Grammar and Cognition
Dualistic models of language structure and language processing
Alexander Haselow | University of Münster
Gunther Kaltenböck | University of Graz
This volume brings together linguistic, psychological and neurological research in a discussion of the Cognitive Dualism Hypothesis, whose central idea is that human cognitive activity in general and linguistic cognition in particular cannot reasonably be reduced to a single, monolithic system of mental processing, but that they have a dualistic organization. Drawing on a wide range of methodological approaches and theoretical frameworks that account for how language users mentally represent, process and produce linguistic discourse, the studies in this volume provide a critical examination of dualistic approaches to language and cognition and their impact on a number of fields. The topics range from formulaic language, the study of reasoning and linguistic discourse, and the lexicon–grammar distinction to studies of specific linguistic expressions and structures such as pragmatic markers and particles, comment adverbs, extra-clausal elements in spoken discourse and the processing of syntactic groups.
[Human Cognitive Processing, 70] 2020. vii, 358 pp.
Publishing status: Available
© John Benjamins
Table of Contents
Preface | p. vii
The brain and the mind behind grammar: Dualistic approaches in grammar research and (neuro)cognitive studies of languageAlexander Haselow and Gunther Kaltenböck | pp. 1–25
Part I. Dualistic approaches to language and cognition
Chapter 1. Familiar phrases in language competence: Linguistic, psychological, and neurological observations support a dual process model of languageDiana Van Lancker Sidtis | pp. 29–58
Chapter 2. Dual process frameworks on reasoning and linguistic discourse: A comparisonBernd Heine, Tania Kuteva and Haiping Long | pp. 59–89
Chapter 3. Language activity in the light of cerebral hemisphere differences: Towards a pragma-syntactic account of human grammarAlexander Guryev and François Delafontaine | pp. 91–132
Chapter 4. Dual processing in a functional-cognitive theory of grammar and its neurocognitive basisKasper Boye and Peter Harder | pp. 133–155
Part II. Dualistic approaches to the analysis of forms and structures in languages
Chapter 5. Dichotomous or continuous? Final particles and a dualistic conception of grammarKatsunobu Izutsu and Mitsuko Narita Izutsu | pp. 159–190
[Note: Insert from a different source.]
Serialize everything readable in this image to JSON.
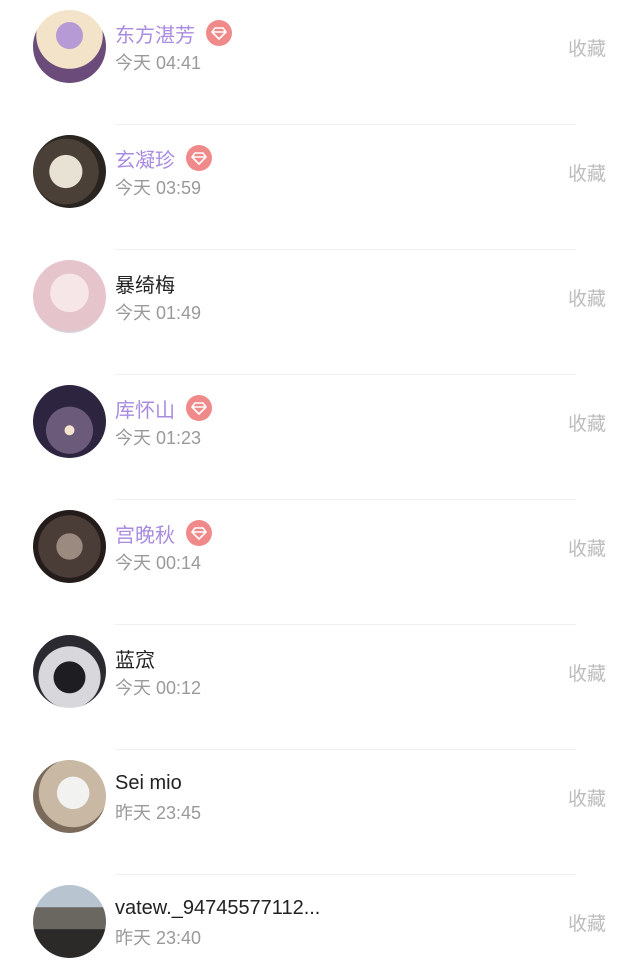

Chapter 6. The semantics, syntax and prosody of adverbs in English: An FDG perspectiveEvelien Keizer | pp. 191–232
Chapter 7. Formulaic language and Discourse Grammar: Evidence from speech disorderGunther Kaltenböck | pp. 233–265
Chapter 8. Local and global structures in discourse and interaction: Linguistic and psycholinguistic aspectsAlexander Haselow | pp. 267–308
Chapter 9. Agreement Groups and dualistic syntactic processingLászló Drienkó | pp. 309–354
Index | pp. 355–358
Cited by 2 other publications
2021. Chapter 6. Discourse markers and brain lateralization. In Studies at the Grammar-Discourse Interface [Studies in Language Companion Series, 219], ► pp. 158 ff.
Haselow, Alexander & Sylvie Hancil
2021. Grammar, discourse, and the grammar-discourse interface. In Studies at the Grammar-Discourse Interface [Studies in Language Companion Series, 219], ► pp. 2 ff.
This list is based on CrossRef data as of 25 february 2023. Please note that it may not be complete. Sources presented here have been supplied by the respective publishers. Any errors therein should be reported to them.
Main BIC Subject
Main BISAC Subject
LAN009040: LANGUAGE ARTS & DISCIPLINES / Linguistics / Psycholinguistics
U.S. Library of Congress Control Number: 2020030870 | Marc record